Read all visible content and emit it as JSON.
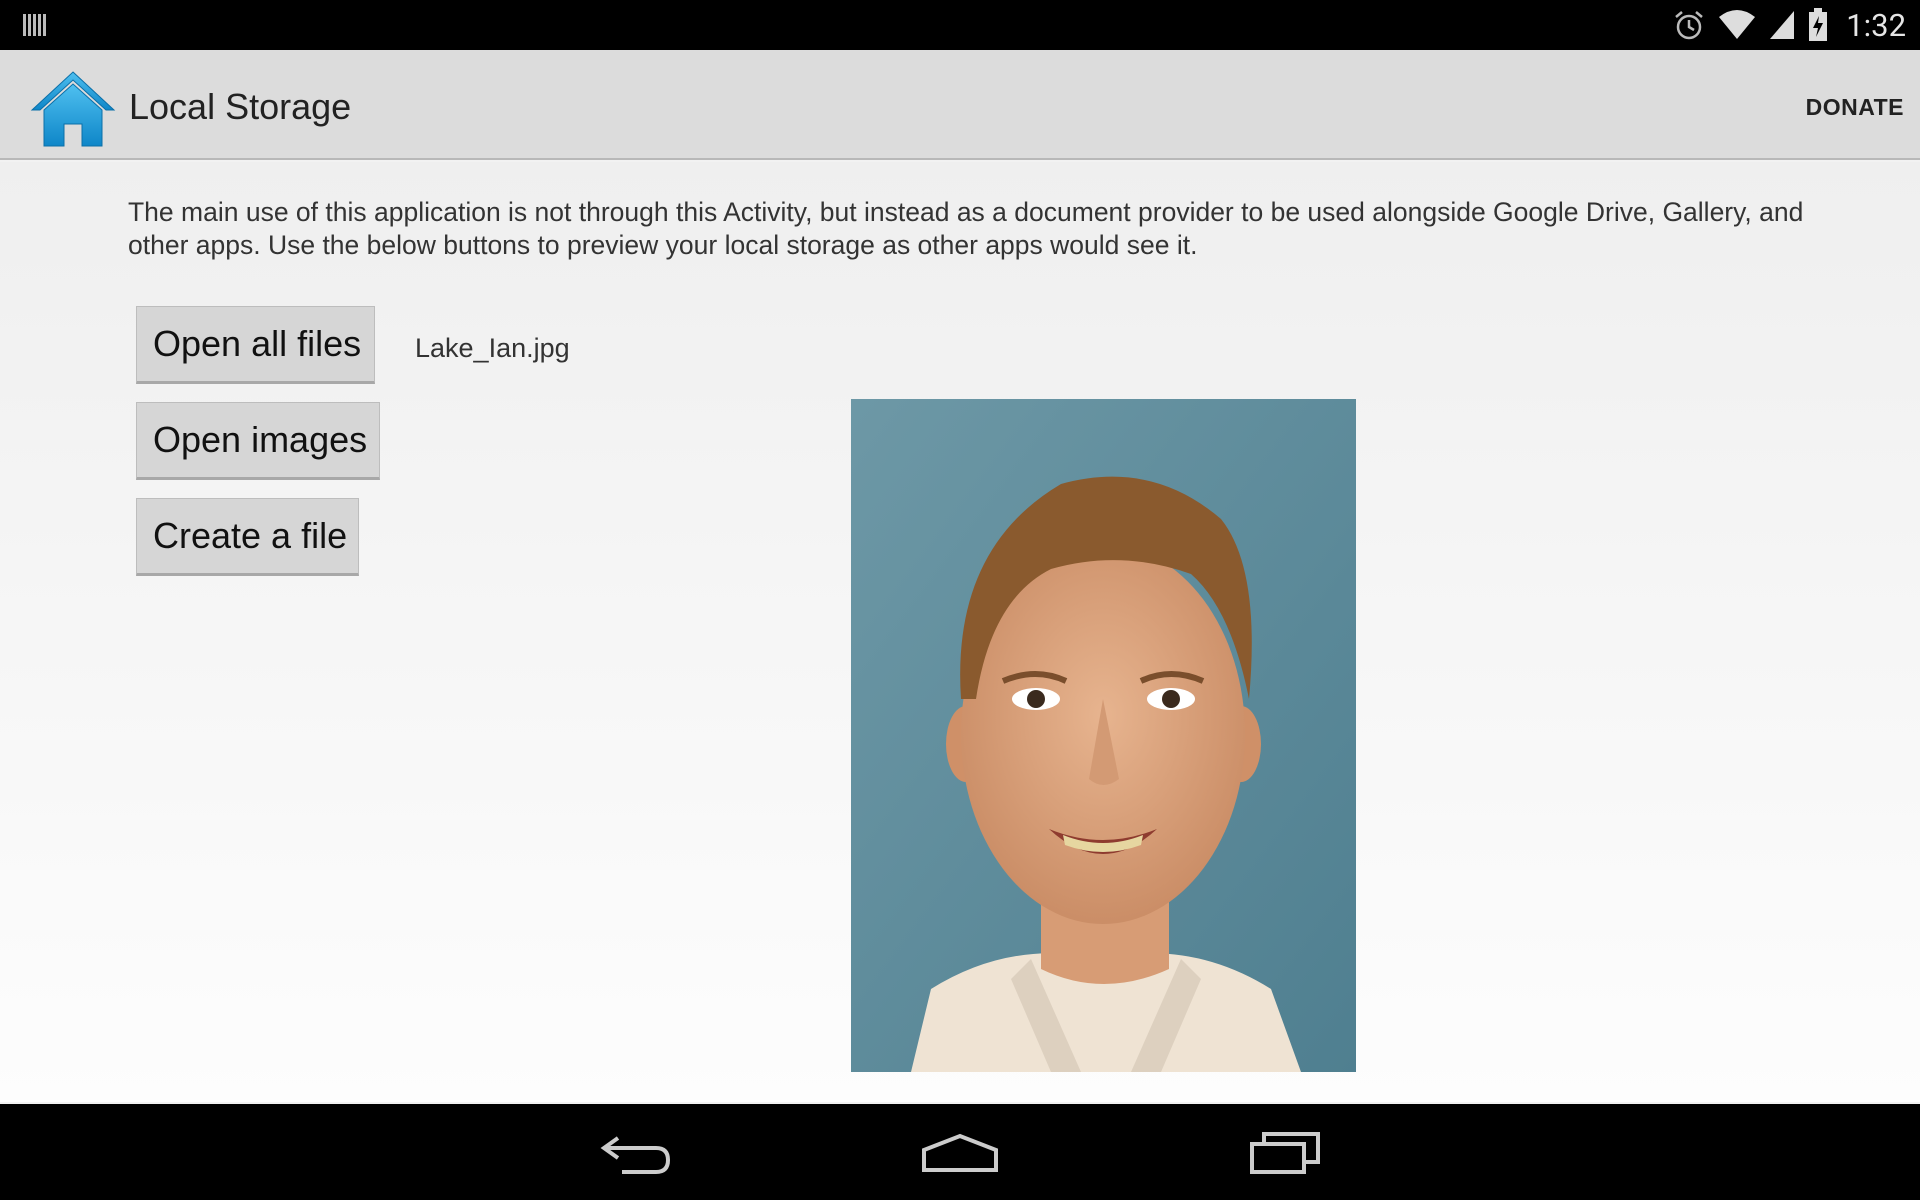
{
  "status_bar": {
    "notification_icon": "barcode-icon",
    "alarm_icon": "alarm-icon",
    "wifi_icon": "wifi-icon",
    "signal_icon": "signal-icon",
    "battery_icon": "battery-charging-icon",
    "time": "1:32"
  },
  "action_bar": {
    "app_icon": "home-icon",
    "title": "Local Storage",
    "donate_label": "DONATE"
  },
  "main": {
    "intro_text": "The main use of this application is not through this Activity, but instead as a document provider to be used alongside Google Drive, Gallery, and other apps. Use the below buttons to preview your local storage as other apps would see it.",
    "buttons": {
      "open_all_files": "Open all files",
      "open_images": "Open images",
      "create_file": "Create a file"
    },
    "selected_file": "Lake_Ian.jpg"
  },
  "nav_bar": {
    "back_icon": "back-icon",
    "home_icon": "home-outline-icon",
    "recents_icon": "recent-apps-icon"
  },
  "colors": {
    "status_bar": "#000000",
    "action_bar": "#dcdcdc",
    "home_icon_blue": "#1e9ad6",
    "button_bg": "#d6d6d6"
  }
}
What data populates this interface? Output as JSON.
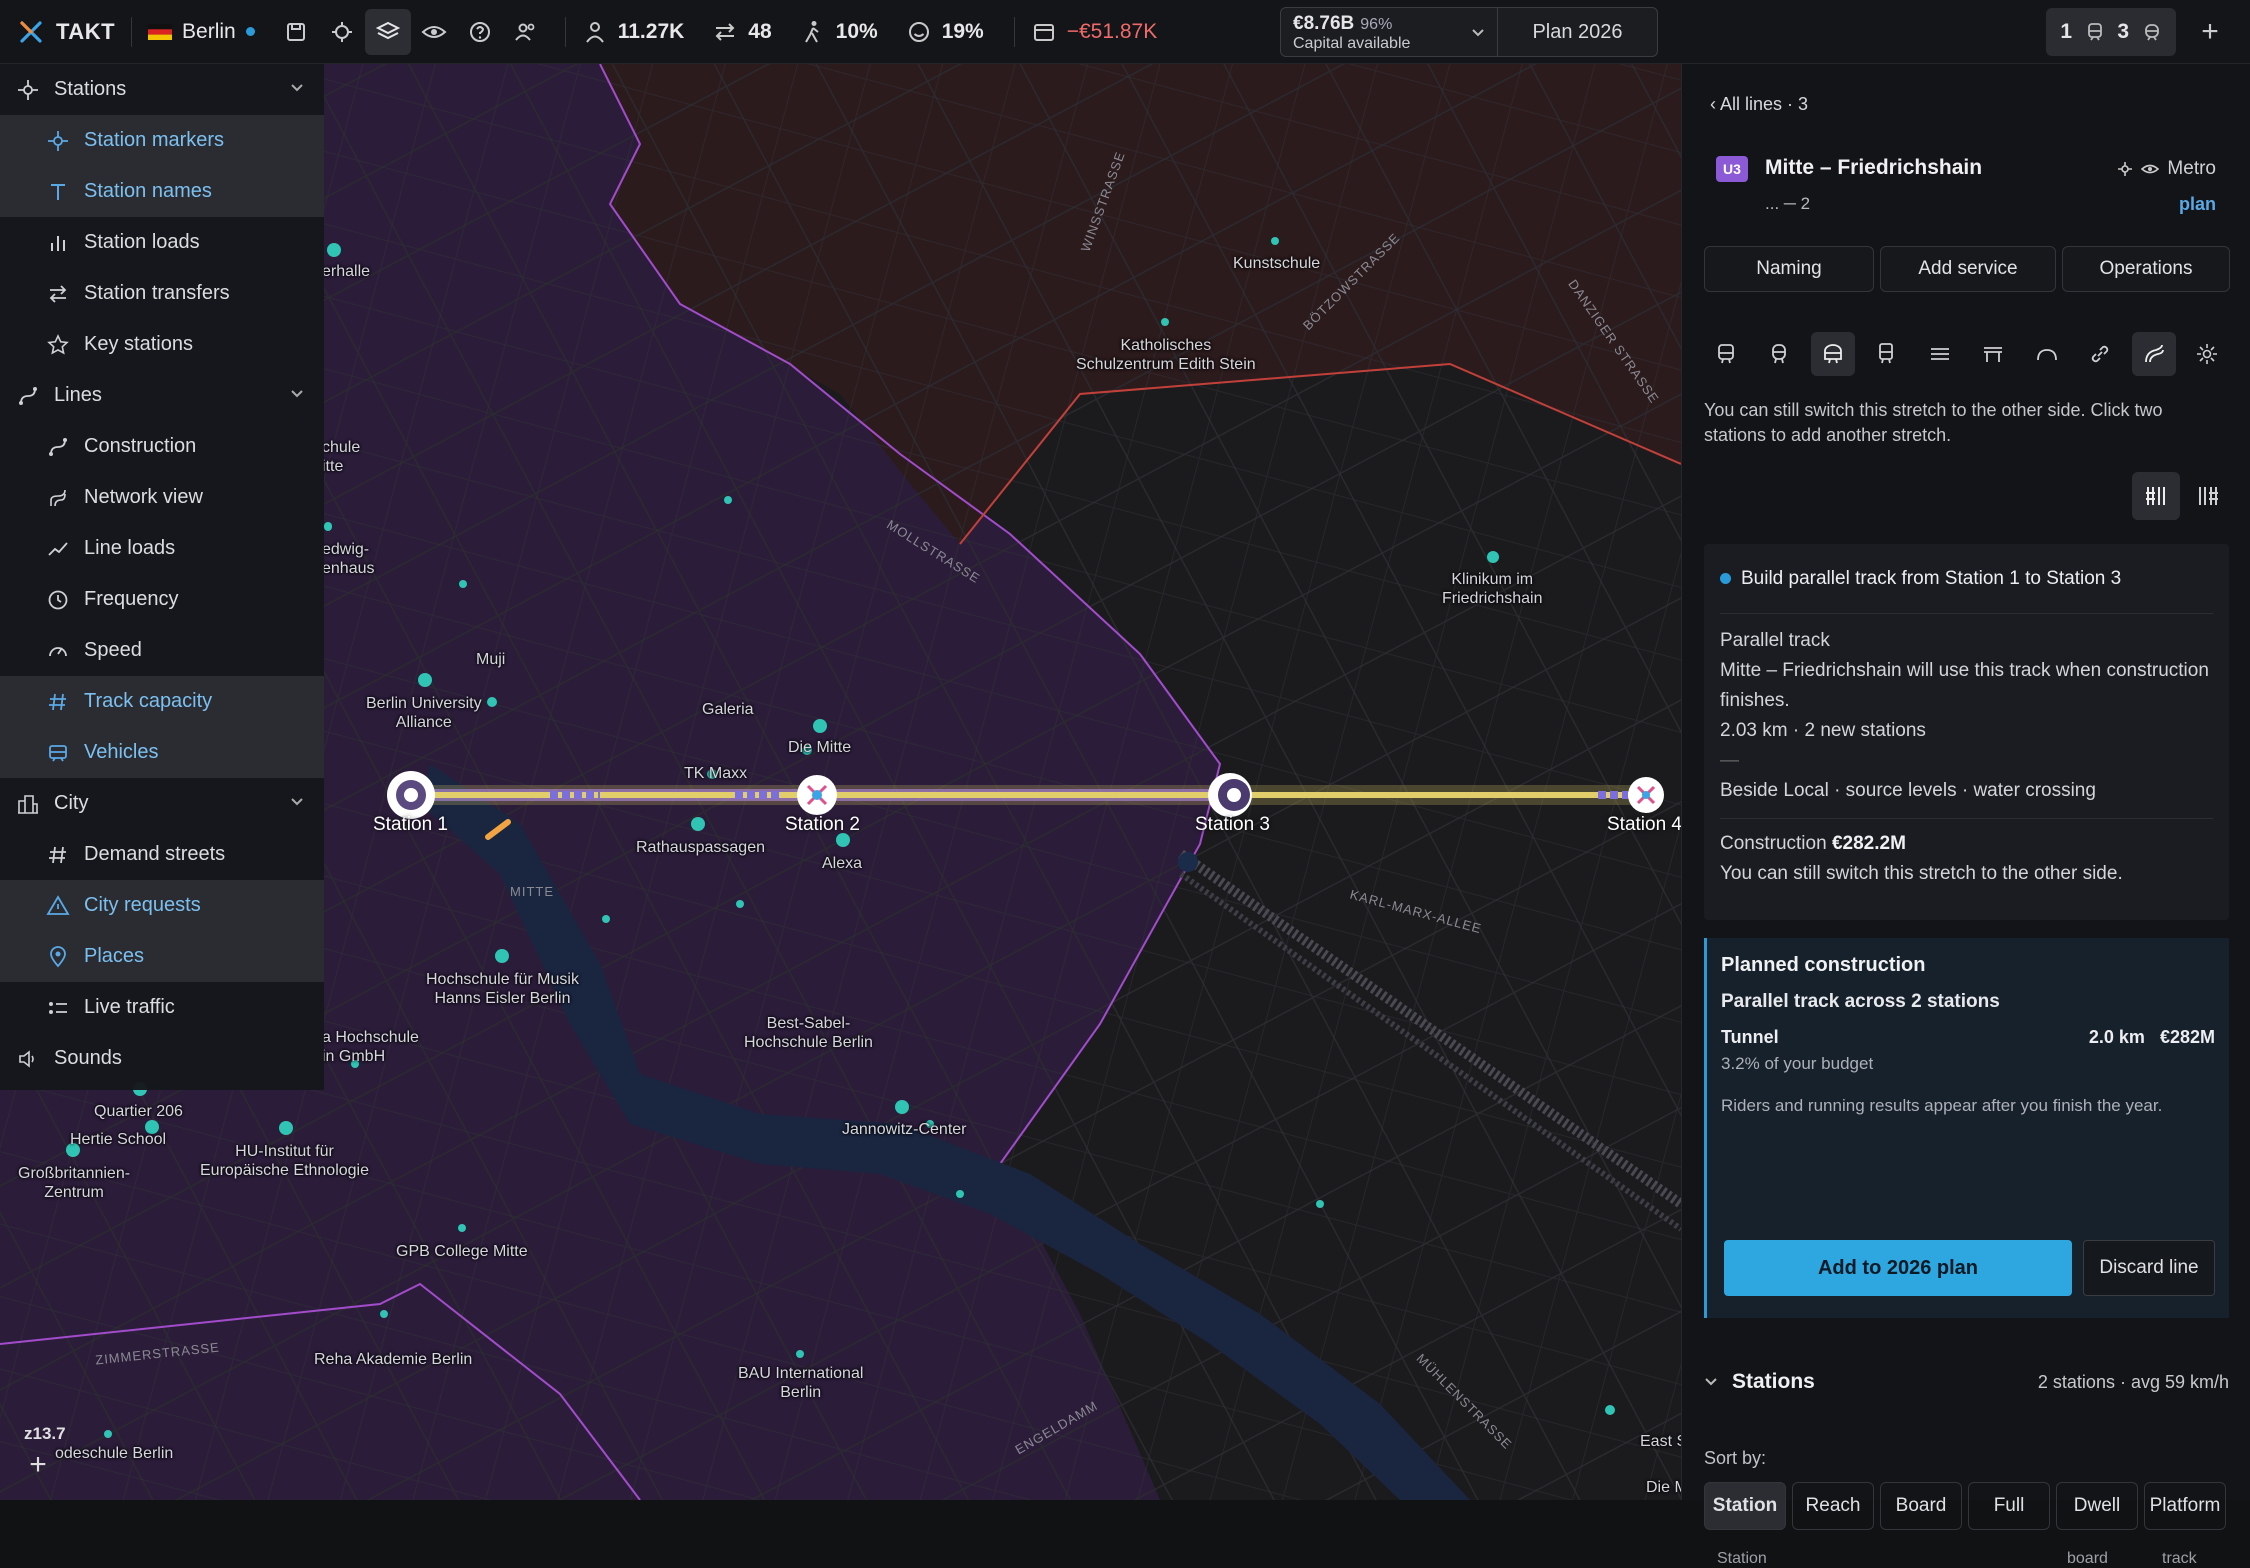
{
  "topbar": {
    "app_name": "TAKT",
    "city": "Berlin",
    "stats": {
      "riders": "11.27K",
      "transfers": "48",
      "walk_share": "10%",
      "satisfaction": "19%",
      "balance": "−€51.87K"
    },
    "capital": {
      "value": "€8.76B",
      "percent": "96%",
      "label": "Capital available"
    },
    "plan": "Plan 2026",
    "counts": {
      "first": "1",
      "second": "3"
    }
  },
  "sidebar": {
    "groups": [
      {
        "label": "Stations",
        "items": [
          "Station markers",
          "Station names",
          "Station loads",
          "Station transfers",
          "Key stations"
        ]
      },
      {
        "label": "Lines",
        "items": [
          "Construction",
          "Network view",
          "Line loads",
          "Frequency",
          "Speed",
          "Track capacity",
          "Vehicles"
        ]
      },
      {
        "label": "City",
        "items": [
          "Demand streets",
          "City requests",
          "Places",
          "Live traffic"
        ]
      },
      {
        "label": "Sounds",
        "items": []
      }
    ]
  },
  "map": {
    "zoom": "z13.7",
    "stations": [
      "Station 1",
      "Station 2",
      "Station 3",
      "Station 4"
    ],
    "places": {
      "p1": "erhalle",
      "p2": "chule\nitte",
      "p3": "edwig-\nenhaus",
      "p4": "Muji",
      "p5": "Berlin University\nAlliance",
      "p6": "Galeria",
      "p7": "Die Mitte",
      "p8": "TK Maxx",
      "p9": "Rathauspassagen",
      "p10": "Alexa",
      "p11": "Kunstschule",
      "p12": "Katholisches\nSchulzentrum Edith Stein",
      "p13": "Klinikum im\nFriedrichshain",
      "p14": "Hochschule für Musik\nHanns Eisler Berlin",
      "p15": "a Hochschule\nin GmbH",
      "p16": "Best-Sabel-\nHochschule Berlin",
      "p17": "Quartier 206",
      "p18": "Hertie School",
      "p19": "HU-Institut für\nEuropäische Ethnologie",
      "p20": "Großbritannien-\nZentrum",
      "p21": "Jannowitz-Center",
      "p22": "GPB College Mitte",
      "p23": "Reha Akademie Berlin",
      "p24": "BAU International\nBerlin",
      "p25": "odeschule Berlin",
      "p26": "East S",
      "p27": "Die M"
    },
    "streets": {
      "s1": "WINSSTRASSE",
      "s2": "BÖTZOWSTRASSE",
      "s3": "DANZIGER STRASSE",
      "s4": "MOLLSTRASSE",
      "s5": "KARL-MARX-ALLEE",
      "s6": "MITTE",
      "s7": "ZIMMERSTRASSE",
      "s8": "ENGELDAMM",
      "s9": "MÜHLENSTRASSE"
    }
  },
  "panel": {
    "back": "‹ All lines · 3",
    "badge": "U3",
    "title": "Mitte – Friedrichshain",
    "mode": "Metro",
    "subtitle": "... ─ 2",
    "plan_link": "plan",
    "tabs": [
      "Naming",
      "Add service",
      "Operations"
    ],
    "hint": "You can still switch this stretch to the other side. Click two stations to add another stretch.",
    "card": {
      "heading": "Build parallel track from Station 1 to Station 3",
      "track_label": "Parallel track",
      "track_text": "Mitte – Friedrichshain will use this track when construction finishes.",
      "length": "2.03 km · 2 new stations",
      "dash": "—",
      "context": "Beside Local · source levels · water crossing",
      "construction_label": "Construction",
      "construction_value": "€282.2M",
      "switch_note": "You can still switch this stretch to the other side."
    },
    "planned": {
      "heading": "Planned construction",
      "sub": "Parallel track across 2 stations",
      "type": "Tunnel",
      "length": "2.0 km",
      "cost": "€282M",
      "budget": "3.2% of your budget",
      "note": "Riders and running results appear after you finish the year.",
      "add_button": "Add to 2026 plan",
      "discard_button": "Discard line"
    },
    "stations": {
      "heading": "Stations",
      "meta": "2 stations · avg 59 km/h",
      "sort_label": "Sort by:",
      "sort_options": [
        "Station",
        "Reach",
        "Board",
        "Full",
        "Dwell",
        "Platform"
      ],
      "columns": [
        "Station",
        "board",
        "track"
      ]
    }
  },
  "colors": {
    "accent": "#2ea6e0",
    "line": "#d9c562",
    "badge": "#8c5ad6",
    "negative": "#ef6a6a"
  }
}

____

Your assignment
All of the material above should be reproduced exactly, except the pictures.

Result
Read all visible content and emit it as JSON.
{
  "status_bar": {
    "notification_icon": "barcode-icon",
    "alarm_icon": "alarm-icon",
    "wifi_icon": "wifi-icon",
    "signal_icon": "signal-icon",
    "battery_icon": "battery-charging-icon",
    "time": "1:32"
  },
  "action_bar": {
    "app_icon": "home-icon",
    "title": "Local Storage",
    "donate_label": "DONATE"
  },
  "main": {
    "intro_text": "The main use of this application is not through this Activity, but instead as a document provider to be used alongside Google Drive, Gallery, and other apps. Use the below buttons to preview your local storage as other apps would see it.",
    "buttons": {
      "open_all_files": "Open all files",
      "open_images": "Open images",
      "create_file": "Create a file"
    },
    "selected_file": "Lake_Ian.jpg"
  },
  "nav_bar": {
    "back_icon": "back-icon",
    "home_icon": "home-outline-icon",
    "recents_icon": "recent-apps-icon"
  },
  "colors": {
    "status_bar": "#000000",
    "action_bar": "#dcdcdc",
    "home_icon_blue": "#1e9ad6",
    "button_bg": "#d6d6d6"
  }
}
What data populates this interface? Output as JSON.
{
  "topbar": {
    "app_name": "TAKT",
    "city": "Berlin",
    "stats": {
      "riders": "11.27K",
      "transfers": "48",
      "walk_share": "10%",
      "satisfaction": "19%",
      "balance": "−€51.87K"
    },
    "capital": {
      "value": "€8.76B",
      "percent": "96%",
      "label": "Capital available"
    },
    "plan": "Plan 2026",
    "counts": {
      "first": "1",
      "second": "3"
    }
  },
  "sidebar": {
    "groups": [
      {
        "label": "Stations",
        "items": [
          "Station markers",
          "Station names",
          "Station loads",
          "Station transfers",
          "Key stations"
        ]
      },
      {
        "label": "Lines",
        "items": [
          "Construction",
          "Network view",
          "Line loads",
          "Frequency",
          "Speed",
          "Track capacity",
          "Vehicles"
        ]
      },
      {
        "label": "City",
        "items": [
          "Demand streets",
          "City requests",
          "Places",
          "Live traffic"
        ]
      },
      {
        "label": "Sounds",
        "items": []
      }
    ]
  },
  "map": {
    "zoom": "z13.7",
    "stations": [
      "Station 1",
      "Station 2",
      "Station 3",
      "Station 4"
    ],
    "places": {
      "p1": "erhalle",
      "p2": "chule\nitte",
      "p3": "edwig-\nenhaus",
      "p4": "Muji",
      "p5": "Berlin University\nAlliance",
      "p6": "Galeria",
      "p7": "Die Mitte",
      "p8": "TK Maxx",
      "p9": "Rathauspassagen",
      "p10": "Alexa",
      "p11": "Kunstschule",
      "p12": "Katholisches\nSchulzentrum Edith Stein",
      "p13": "Klinikum im\nFriedrichshain",
      "p14": "Hochschule für Musik\nHanns Eisler Berlin",
      "p15": "a Hochschule\nin GmbH",
      "p16": "Best-Sabel-\nHochschule Berlin",
      "p17": "Quartier 206",
      "p18": "Hertie School",
      "p19": "HU-Institut für\nEuropäische Ethnologie",
      "p20": "Großbritannien-\nZentrum",
      "p21": "Jannowitz-Center",
      "p22": "GPB College Mitte",
      "p23": "Reha Akademie Berlin",
      "p24": "BAU International\nBerlin",
      "p25": "odeschule Berlin",
      "p26": "East S",
      "p27": "Die M"
    },
    "streets": {
      "s1": "WINSSTRASSE",
      "s2": "BÖTZOWSTRASSE",
      "s3": "DANZIGER STRASSE",
      "s4": "MOLLSTRASSE",
      "s5": "KARL-MARX-ALLEE",
      "s6": "MITTE",
      "s7": "ZIMMERSTRASSE",
      "s8": "ENGELDAMM",
      "s9": "MÜHLENSTRASSE"
    }
  },
  "panel": {
    "back": "‹ All lines · 3",
    "badge": "U3",
    "title": "Mitte – Friedrichshain",
    "mode": "Metro",
    "subtitle": "... ─ 2",
    "plan_link": "plan",
    "tabs": [
      "Naming",
      "Add service",
      "Operations"
    ],
    "hint": "You can still switch this stretch to the other side. Click two stations to add another stretch.",
    "card": {
      "heading": "Build parallel track from Station 1 to Station 3",
      "track_label": "Parallel track",
      "track_text": "Mitte – Friedrichshain will use this track when construction finishes.",
      "length": "2.03 km · 2 new stations",
      "dash": "—",
      "context": "Beside Local · source levels · water crossing",
      "construction_label": "Construction",
      "construction_value": "€282.2M",
      "switch_note": "You can still switch this stretch to the other side."
    },
    "planned": {
      "heading": "Planned construction",
      "sub": "Parallel track across 2 stations",
      "type": "Tunnel",
      "length": "2.0 km",
      "cost": "€282M",
      "budget": "3.2% of your budget",
      "note": "Riders and running results appear after you finish the year.",
      "add_button": "Add to 2026 plan",
      "discard_button": "Discard line"
    },
    "stations": {
      "heading": "Stations",
      "meta": "2 stations · avg 59 km/h",
      "sort_label": "Sort by:",
      "sort_options": [
        "Station",
        "Reach",
        "Board",
        "Full",
        "Dwell",
        "Platform"
      ],
      "columns": [
        "Station",
        "board",
        "track"
      ]
    }
  },
  "colors": {
    "accent": "#2ea6e0",
    "line": "#d9c562",
    "badge": "#8c5ad6",
    "negative": "#ef6a6a"
  }
}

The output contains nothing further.